How much does your advice cost?

Curtis Haigh Blog

It is the year of the “great reveal” for Canadian investors.  Long have consumer advocacy groups been pushing the investment industry to pull down its pants, and the time has finally come where CRM2 (Client Relationship Model version 2) is fully implemented and live.   CRM2 is essentially the industry’s fashionable acronym for complete and total “fee disclosure“. In essence, how much does it cost to manage my money?

Most Canadians invest their money in mutual funds either through their bank or through an investment advisor or full service investment dealer, yet few know how much it actually costs to manage that money?  Alarmingly, up until recently these fee’s were mostly hidden from the consumer and buried deep down in a prospectus document (the document that you SHOULD be reading before you invest in a fund!)

If you have a mutual fund you will now see the fee’s that are charged to you show up in your statement. These fee’s are based on the principal plus any returns that have accumulated in your account, either positive or negative.  They are represented by what is called a management expense ratio (or, MER).  That fee goes to pay for the fund manager, the advisor, and the company that issues you the contract.   They can range anywhere from about .05% – 3.5% annually depending on the type of product you have.

In the following example, we will assume you have invested $1,000 in a bank mutual fund with an MER of 2% on January 1st.   On December 31st of that year the market has returned a total of 8% on your investment, therefore you should have $1080 in your account – right? Well, not really.. Don’t forget about that pesky MER.. In reality, you would have earned a 6% return (net of fees).

So what is the big deal then? 

Well, consumer studies have found that most Canadian investors do not mind paying a fee for the service that is provided to them as long as they feel their advisor is EARNING the fee they are charging.

Think about this.  In 2008 when the equities markets dropped 25-35%, how did your advisor react?  Were they on the phone with you coaching you and reallocating your portfolio, or were they nowhere to be seen?

  • Does your advisor regularly contact you and ask for an appointment to update your accounts and make sure your plan is on track?
  • Is your advisor readily available through email, text, or telephone after hours when most people finally have time to start thinking about their finances?
  • Do you even know who your investment advisor is!?

If you can’t answer this question, then MAYBE it is time to start thinking about what you are paying your advisor for!

We think CRM2 and the fee disclosure that has surfaced is a great thing for consumers.   Too long has the fund industry kept us in the dark about how our money is being managed.  Do we think Canadians are going to stop investing their money just because they find out how much it costs to manage it? No!  Do we think Canadians are going to start demanding MORE of their financial advisors.. You bet!

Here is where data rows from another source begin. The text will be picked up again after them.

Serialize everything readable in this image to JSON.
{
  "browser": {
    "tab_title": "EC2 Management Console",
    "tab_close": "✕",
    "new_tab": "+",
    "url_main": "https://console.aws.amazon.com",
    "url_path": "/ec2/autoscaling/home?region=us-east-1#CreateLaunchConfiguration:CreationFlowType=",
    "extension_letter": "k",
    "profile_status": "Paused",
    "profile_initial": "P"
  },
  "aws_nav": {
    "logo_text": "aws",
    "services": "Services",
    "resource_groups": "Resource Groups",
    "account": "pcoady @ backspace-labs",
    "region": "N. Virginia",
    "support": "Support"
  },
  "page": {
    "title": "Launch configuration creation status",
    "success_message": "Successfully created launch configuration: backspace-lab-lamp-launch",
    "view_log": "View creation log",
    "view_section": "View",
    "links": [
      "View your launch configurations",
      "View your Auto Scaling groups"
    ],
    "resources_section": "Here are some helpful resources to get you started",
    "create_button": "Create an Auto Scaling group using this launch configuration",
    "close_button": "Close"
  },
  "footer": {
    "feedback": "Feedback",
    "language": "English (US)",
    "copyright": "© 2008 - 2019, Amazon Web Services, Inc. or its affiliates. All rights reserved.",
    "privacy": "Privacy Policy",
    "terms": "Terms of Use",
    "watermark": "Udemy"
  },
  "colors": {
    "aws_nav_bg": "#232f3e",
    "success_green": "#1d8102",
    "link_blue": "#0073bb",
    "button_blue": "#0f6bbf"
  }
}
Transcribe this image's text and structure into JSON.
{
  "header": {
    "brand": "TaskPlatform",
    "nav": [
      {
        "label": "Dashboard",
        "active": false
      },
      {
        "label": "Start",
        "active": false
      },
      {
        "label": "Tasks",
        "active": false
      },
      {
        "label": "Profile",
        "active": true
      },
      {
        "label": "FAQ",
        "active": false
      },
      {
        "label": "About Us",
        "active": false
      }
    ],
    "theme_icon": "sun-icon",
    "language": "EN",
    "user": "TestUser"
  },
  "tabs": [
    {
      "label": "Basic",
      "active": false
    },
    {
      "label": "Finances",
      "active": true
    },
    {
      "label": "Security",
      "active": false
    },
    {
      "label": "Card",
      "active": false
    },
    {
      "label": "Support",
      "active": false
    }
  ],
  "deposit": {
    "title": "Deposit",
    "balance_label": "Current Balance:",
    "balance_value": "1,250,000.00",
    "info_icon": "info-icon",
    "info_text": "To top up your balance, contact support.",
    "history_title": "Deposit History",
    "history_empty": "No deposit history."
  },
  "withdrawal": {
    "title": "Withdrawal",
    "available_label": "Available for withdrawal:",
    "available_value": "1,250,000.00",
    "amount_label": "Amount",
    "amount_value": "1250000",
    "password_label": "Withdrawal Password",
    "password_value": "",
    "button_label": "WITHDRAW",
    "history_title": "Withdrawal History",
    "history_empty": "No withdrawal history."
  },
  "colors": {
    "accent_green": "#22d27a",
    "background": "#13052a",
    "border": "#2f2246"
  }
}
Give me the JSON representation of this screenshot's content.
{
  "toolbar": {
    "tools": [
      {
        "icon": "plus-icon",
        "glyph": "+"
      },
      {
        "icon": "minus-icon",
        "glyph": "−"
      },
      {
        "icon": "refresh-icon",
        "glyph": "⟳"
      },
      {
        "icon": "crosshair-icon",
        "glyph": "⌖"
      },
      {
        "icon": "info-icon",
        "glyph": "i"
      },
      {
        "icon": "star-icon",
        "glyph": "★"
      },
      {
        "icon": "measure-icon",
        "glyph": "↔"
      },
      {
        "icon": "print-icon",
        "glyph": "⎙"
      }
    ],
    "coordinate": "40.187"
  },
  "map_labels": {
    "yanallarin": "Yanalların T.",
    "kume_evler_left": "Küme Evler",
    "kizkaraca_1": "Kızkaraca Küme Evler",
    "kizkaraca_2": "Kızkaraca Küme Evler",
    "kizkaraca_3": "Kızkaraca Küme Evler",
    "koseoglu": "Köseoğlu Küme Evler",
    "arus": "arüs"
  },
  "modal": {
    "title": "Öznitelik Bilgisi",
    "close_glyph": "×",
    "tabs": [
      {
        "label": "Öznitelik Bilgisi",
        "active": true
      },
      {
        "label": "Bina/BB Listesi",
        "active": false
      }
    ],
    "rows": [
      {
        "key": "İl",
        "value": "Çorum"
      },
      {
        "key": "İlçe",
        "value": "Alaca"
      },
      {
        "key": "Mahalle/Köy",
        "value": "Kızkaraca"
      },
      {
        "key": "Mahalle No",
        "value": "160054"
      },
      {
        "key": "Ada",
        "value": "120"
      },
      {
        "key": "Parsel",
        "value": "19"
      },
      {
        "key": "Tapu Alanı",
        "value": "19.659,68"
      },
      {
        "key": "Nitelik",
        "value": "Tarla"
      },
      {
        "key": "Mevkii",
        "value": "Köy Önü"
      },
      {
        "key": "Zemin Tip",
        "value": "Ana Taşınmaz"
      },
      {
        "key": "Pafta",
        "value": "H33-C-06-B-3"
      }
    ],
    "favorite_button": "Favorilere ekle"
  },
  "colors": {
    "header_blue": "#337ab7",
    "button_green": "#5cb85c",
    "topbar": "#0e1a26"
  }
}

One of the first things we talk to our clients about is fees. We want to educate our clients on how to manage their total financial plan, and not just their investments.  We invest a lot of money back into technology, continuing education and client tools – so we know know there is a tremendous value-proposition to being a client of Precision.   We are not the cheapest and we are certainly not the most expensive, but we can say for certain you will have an outstanding client experience and always feel like you are important and be treated with respect. It what you have hired us to do!

Precision Financial is Saskatoons TRUSTED financial advisor.